• fur seal;
  • nonbreeding period;
  • penguin;
  • resource partitioning;
  • trophic level


  • 1
    Climatic variation outside the breeding season affects fluctuations in population numbers of seabirds and marine mammals. A challenge in identifying the underlying biological mechanisms is the lack of information on their foraging strategies during winter, when individuals migrate far from their breeding grounds.
  • 2
    We investigated the temporal variability in resource partitioning within the guild of five sympatric Subantarctic penguins and fur seals from Crozet Islands. The stable isotopic ratios of carbon (δ13C) and nitrogen (δ15N) for whole blood were measured for penguins and fur seals, as were the isotopic ratios for penguin nails and food. Animals were sampled at two periods, during breeding in summer and at their arrival in the colonies in spring (hereafter winter, since the temporal integration of blood amounting to several months).
  • 3
    In summer, δ13C and δ15N for blood samples defined three foraging areas and two trophic levels, respectively, characterizing four nonoverlapping trophic niches. King penguins and female Antarctic and Subantarctic fur seals are myctophid eaters foraging in distinct water masses, while both macaroni and rockhopper penguins had identical isotopic signatures indicating feeding on crustaceans near the archipelago.
  • 4
    Isotopic ratios were almost identical in summer and winter suggesting no major changes in the species niches, and hence, in the trophic structure of the guild during the nonbreeding period. A seasonal difference, however, was the larger variances in δ13C (and also to a lesser extent in δ15N) values in winter, thus verifying our hypothesis that trophic niches widen when individuals are no longer central place foragers.
  • 5
    Winter isotopic ratios of macaroni penguins and male Antarctic fur seals had large variances, indicating individual foraging specializations. The range of δ13C and δ15N values of male fur seals showed, respectively, that they dispersed over a wide latitudinal gradient (from Antarctica to north of the archipelago) and fed on different prey (crustaceans and fish).
  • 6

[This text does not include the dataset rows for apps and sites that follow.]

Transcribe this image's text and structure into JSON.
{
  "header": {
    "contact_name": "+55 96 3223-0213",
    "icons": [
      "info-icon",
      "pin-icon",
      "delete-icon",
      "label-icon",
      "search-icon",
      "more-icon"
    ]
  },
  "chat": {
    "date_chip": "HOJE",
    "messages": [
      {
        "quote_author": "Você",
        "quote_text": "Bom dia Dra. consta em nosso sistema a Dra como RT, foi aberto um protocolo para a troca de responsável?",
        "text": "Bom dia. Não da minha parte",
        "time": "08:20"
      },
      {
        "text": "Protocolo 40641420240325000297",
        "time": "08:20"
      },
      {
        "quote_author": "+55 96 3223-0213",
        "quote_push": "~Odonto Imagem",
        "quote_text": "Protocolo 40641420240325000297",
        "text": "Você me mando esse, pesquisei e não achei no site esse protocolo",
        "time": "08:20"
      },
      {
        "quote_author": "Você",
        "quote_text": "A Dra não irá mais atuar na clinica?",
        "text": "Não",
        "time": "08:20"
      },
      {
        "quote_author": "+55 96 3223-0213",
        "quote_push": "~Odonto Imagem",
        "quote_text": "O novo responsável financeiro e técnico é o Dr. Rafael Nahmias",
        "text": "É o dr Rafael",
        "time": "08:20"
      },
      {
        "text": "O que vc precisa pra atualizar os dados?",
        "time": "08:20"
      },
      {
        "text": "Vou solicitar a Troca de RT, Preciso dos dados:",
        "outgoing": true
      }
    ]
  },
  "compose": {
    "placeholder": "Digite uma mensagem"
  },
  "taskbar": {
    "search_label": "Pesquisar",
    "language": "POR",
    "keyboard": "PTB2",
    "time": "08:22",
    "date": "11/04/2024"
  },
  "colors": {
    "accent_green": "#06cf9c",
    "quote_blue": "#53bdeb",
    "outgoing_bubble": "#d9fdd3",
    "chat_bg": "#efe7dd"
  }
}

    By comparing summer and winter isotopic ratios and examining the summer diet, we highlight the feeding habits of marine predators that were not previously addressed. The findings have a number of implications for understanding the functioning of the pelagic ecosystem and on the demography of these species.